When I started on the Conference staff in 2002, I imagined that our way of doing church was sustainable. In fact, I could imagine that the adoption of best practices, leadership development, and other initiatives could lead to renewed growth. This has not come to pass. This has been discouraging at times.
I’m ready to move on. If our way of doing church is not effective, we should stop trying to prop it up and let old approaches die so that new approaches can live. The most recent most catastrophic event in the history of our planet was the meteor strike that almost extinguished all life on the planet. Almost. It ended the age of dinosaurs and started the age of mammals. And friends, we are mammals. We might not be here at all if it were not for the catastrophe.
I don’t know what churches are going to look like in the future. I do know that in the midst of an occupation by a repressive foreign power, where religious authorities were collaborators, where the economic system was unjust and income inequality extreme, where women and many others were harshly discriminated against, in the midst of all this, Jesus preached that the kingdom of God is at hand.
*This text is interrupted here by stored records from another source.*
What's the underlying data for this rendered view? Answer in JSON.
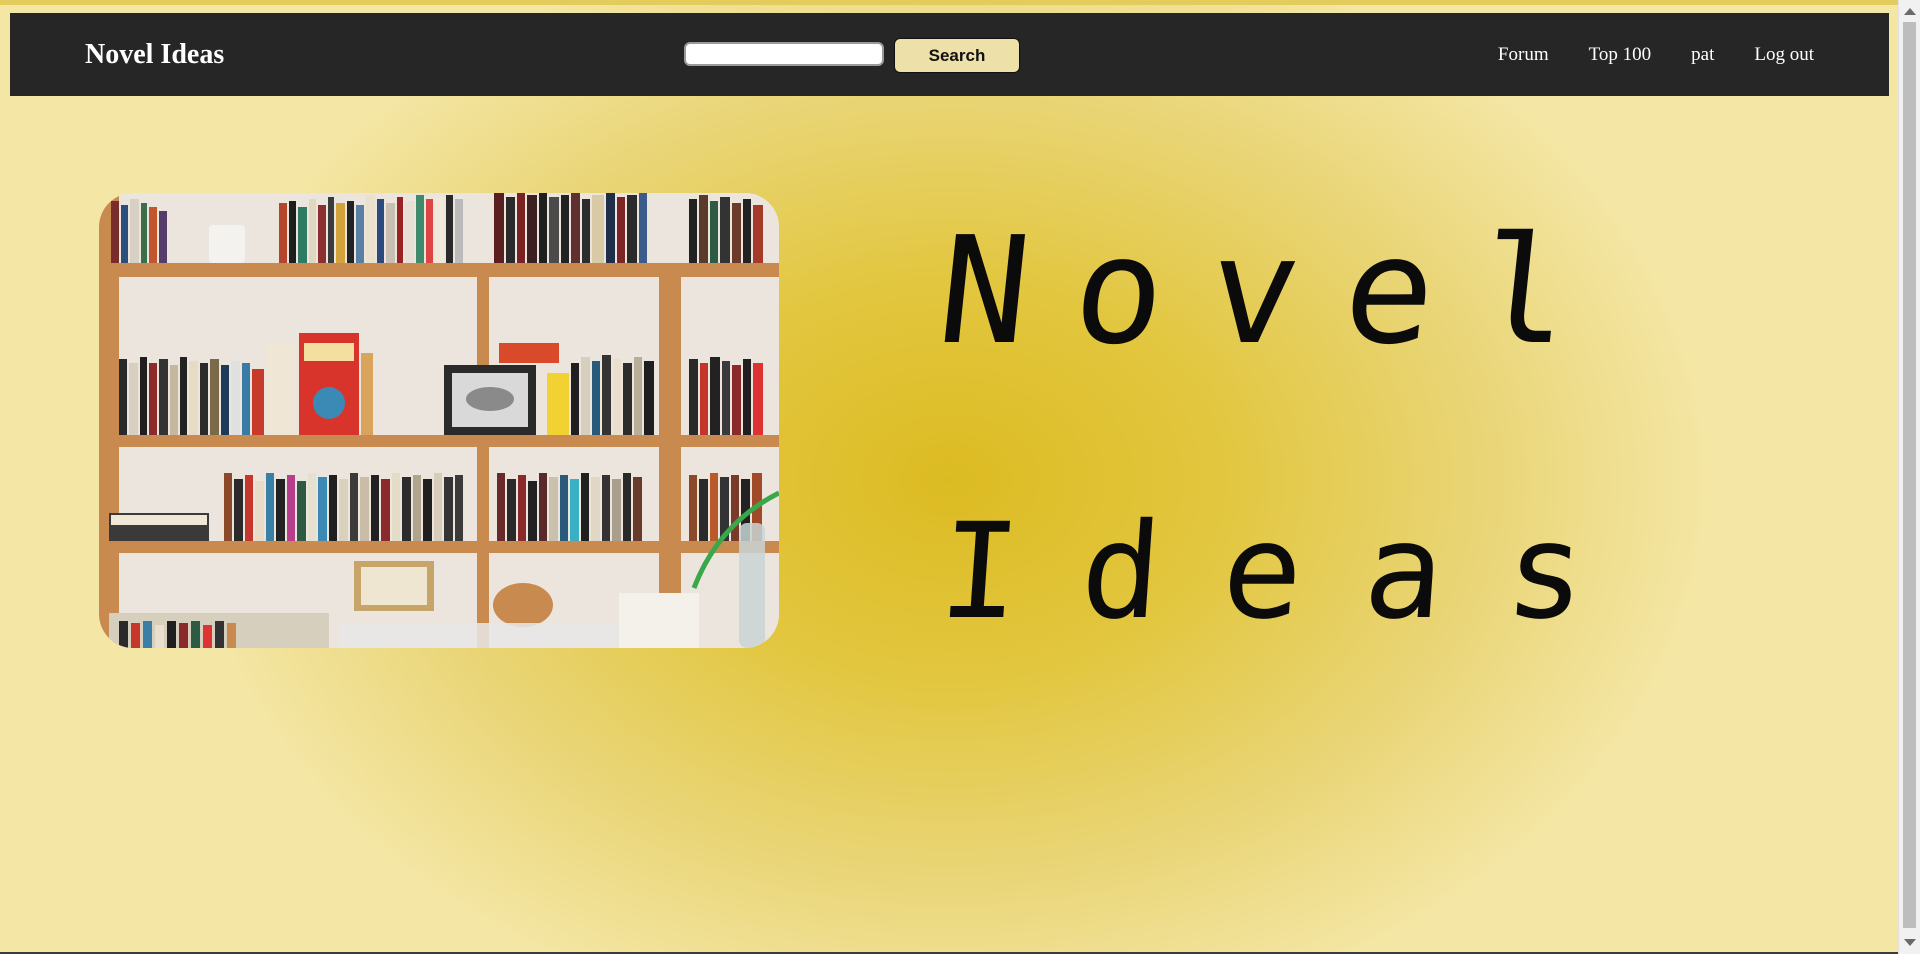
{
  "brand": {
    "title": "Novel Ideas"
  },
  "search": {
    "placeholder": "",
    "value": "",
    "button_label": "Search"
  },
  "nav": {
    "links": [
      "Forum",
      "Top 100",
      "pat",
      "Log out"
    ]
  },
  "hero": {
    "line1": "Novel",
    "line2": "Ideas",
    "image_name": "bookshelf-photo"
  },
  "colors": {
    "navbar_bg": "#262626",
    "page_bg_center": "#dcbb22",
    "page_bg_edge": "#f4e6a4",
    "search_button_bg": "#ede0a8"
  }
}
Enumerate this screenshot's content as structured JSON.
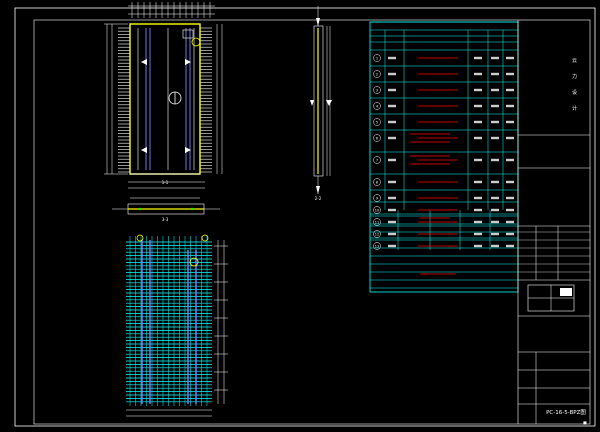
{
  "drawing": {
    "section_label_1": "1-1",
    "section_label_2": "2-2",
    "section_label_3": "3-3"
  },
  "schedule": {
    "rows": [
      "1",
      "2",
      "3",
      "4",
      "5",
      "6",
      "7",
      "8",
      "9",
      "10",
      "11",
      "12",
      "13"
    ]
  },
  "title_block": {
    "code": "PC-16-5-BPZ图"
  },
  "colors": {
    "frame": "#ffffff",
    "table_line": "#00ffff",
    "rebar": "#ffff00",
    "dimension": "#00ff00",
    "red_line": "#ff0000",
    "mesh": "#00ffff",
    "accent": "#8080ff"
  }
}
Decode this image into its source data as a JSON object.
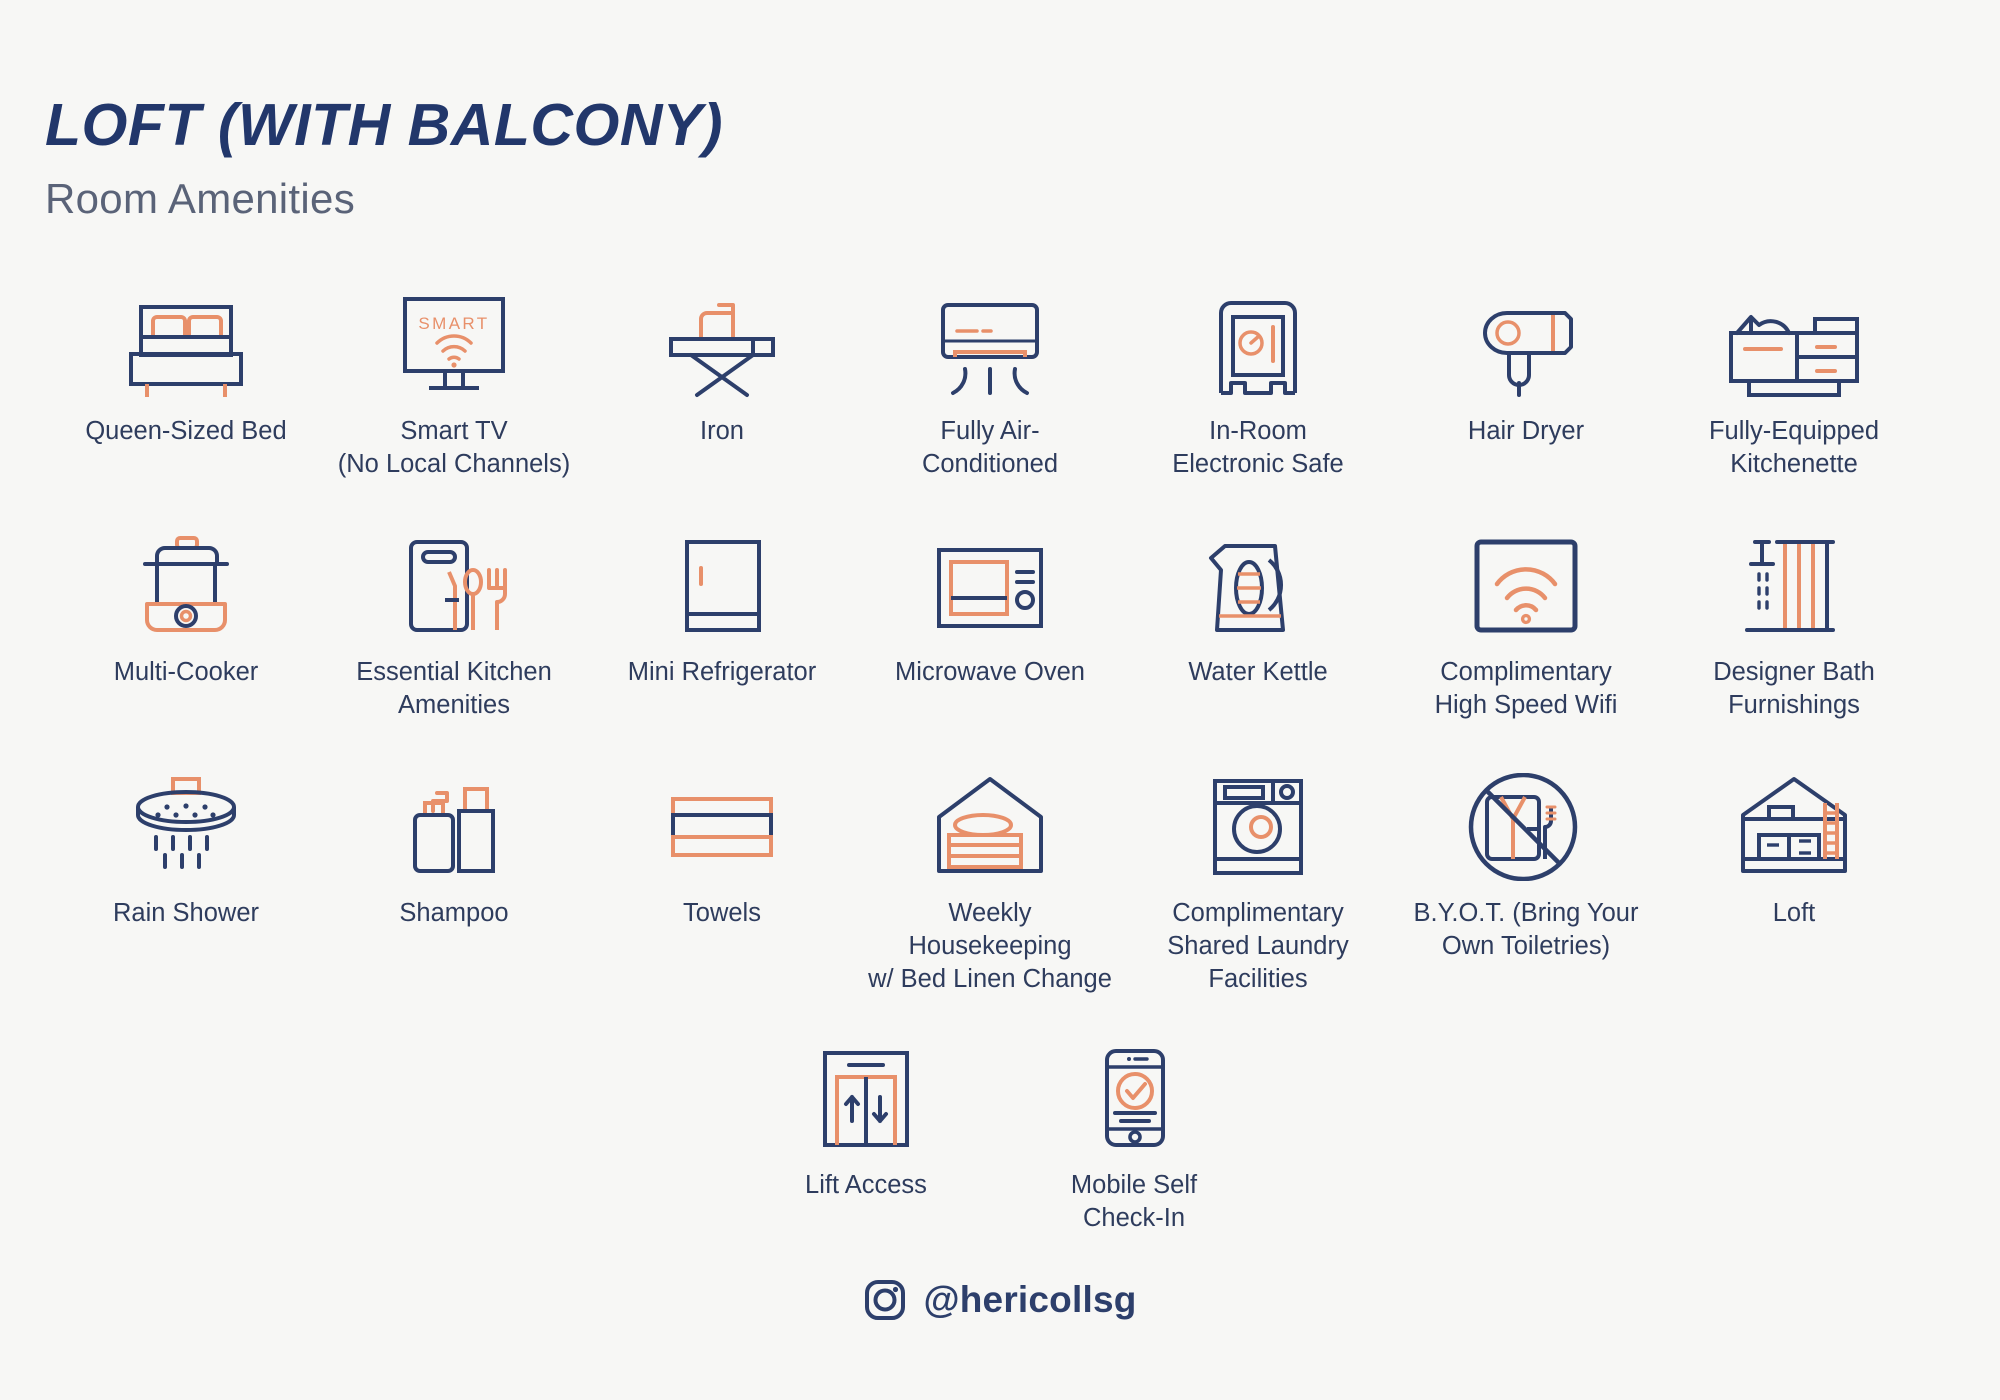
{
  "header": {
    "title": "LOFT (WITH BALCONY)",
    "subtitle": "Room Amenities"
  },
  "colors": {
    "background": "#f7f7f5",
    "navy": "#2d3f6b",
    "salmon": "#e8906a",
    "title_navy": "#22376b",
    "subtitle_gray": "#5a6378",
    "label_navy": "#2e3c5d"
  },
  "rows": [
    {
      "items": [
        {
          "icon": "bed-icon",
          "label": "Queen-Sized Bed"
        },
        {
          "icon": "smart-tv-icon",
          "label": "Smart TV\n(No Local Channels)"
        },
        {
          "icon": "iron-icon",
          "label": "Iron"
        },
        {
          "icon": "air-conditioner-icon",
          "label": "Fully Air-\nConditioned"
        },
        {
          "icon": "safe-icon",
          "label": "In-Room\nElectronic Safe"
        },
        {
          "icon": "hair-dryer-icon",
          "label": "Hair Dryer"
        },
        {
          "icon": "kitchenette-icon",
          "label": "Fully-Equipped\nKitchenette"
        }
      ]
    },
    {
      "items": [
        {
          "icon": "multi-cooker-icon",
          "label": "Multi-Cooker"
        },
        {
          "icon": "kitchen-utensils-icon",
          "label": "Essential Kitchen\nAmenities"
        },
        {
          "icon": "mini-refrigerator-icon",
          "label": "Mini Refrigerator"
        },
        {
          "icon": "microwave-icon",
          "label": "Microwave Oven"
        },
        {
          "icon": "kettle-icon",
          "label": "Water Kettle"
        },
        {
          "icon": "wifi-icon",
          "label": "Complimentary\nHigh Speed Wifi"
        },
        {
          "icon": "bath-furnishings-icon",
          "label": "Designer Bath\nFurnishings"
        }
      ]
    },
    {
      "items": [
        {
          "icon": "rain-shower-icon",
          "label": "Rain Shower"
        },
        {
          "icon": "shampoo-icon",
          "label": "Shampoo"
        },
        {
          "icon": "towels-icon",
          "label": "Towels"
        },
        {
          "icon": "housekeeping-icon",
          "label": "Weekly Housekeeping\nw/ Bed Linen Change"
        },
        {
          "icon": "laundry-icon",
          "label": "Complimentary\nShared Laundry\nFacilities"
        },
        {
          "icon": "no-toiletries-icon",
          "label": "B.Y.O.T. (Bring Your\nOwn Toiletries)"
        },
        {
          "icon": "loft-house-icon",
          "label": "Loft"
        }
      ]
    },
    {
      "items": [
        {
          "icon": "lift-icon",
          "label": "Lift Access"
        },
        {
          "icon": "mobile-checkin-icon",
          "label": "Mobile Self\nCheck-In"
        }
      ]
    }
  ],
  "footer": {
    "icon": "instagram-icon",
    "handle": "@hericollsg"
  }
}
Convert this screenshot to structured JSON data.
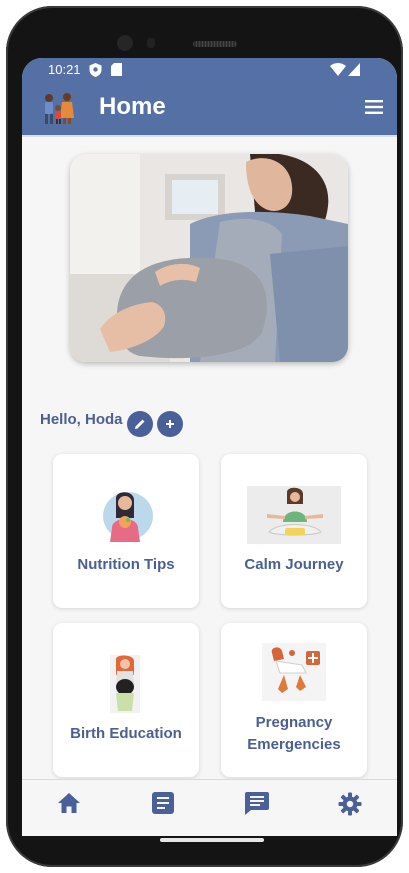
{
  "status_bar": {
    "time": "10:21"
  },
  "app_bar": {
    "title": "Home"
  },
  "greeting": "Hello, Hoda",
  "cards": [
    {
      "label": "Nutrition Tips"
    },
    {
      "label": "Calm Journey"
    },
    {
      "label": "Birth Education"
    },
    {
      "label": "Pregnancy Emergencies"
    }
  ],
  "bottom_nav": [
    "home-icon",
    "article-icon",
    "chat-icon",
    "settings-icon"
  ],
  "colors": {
    "primary": "#5470a5",
    "text": "#4b5f92",
    "background": "#f6f6f6"
  }
}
Do we not perceive it?
Charlie Kuchenbrod is the Executive Associate Conference Minister for the CT Conference, UCC.
Church Legacy Specialist Charlie Kuchenbrod is a resource for all UCC churches that are transitioning to the legacy stage of their lifecycle. Charlie Kuchenbrod has served the Southern New England Conference and prior to that the historic Connecticut...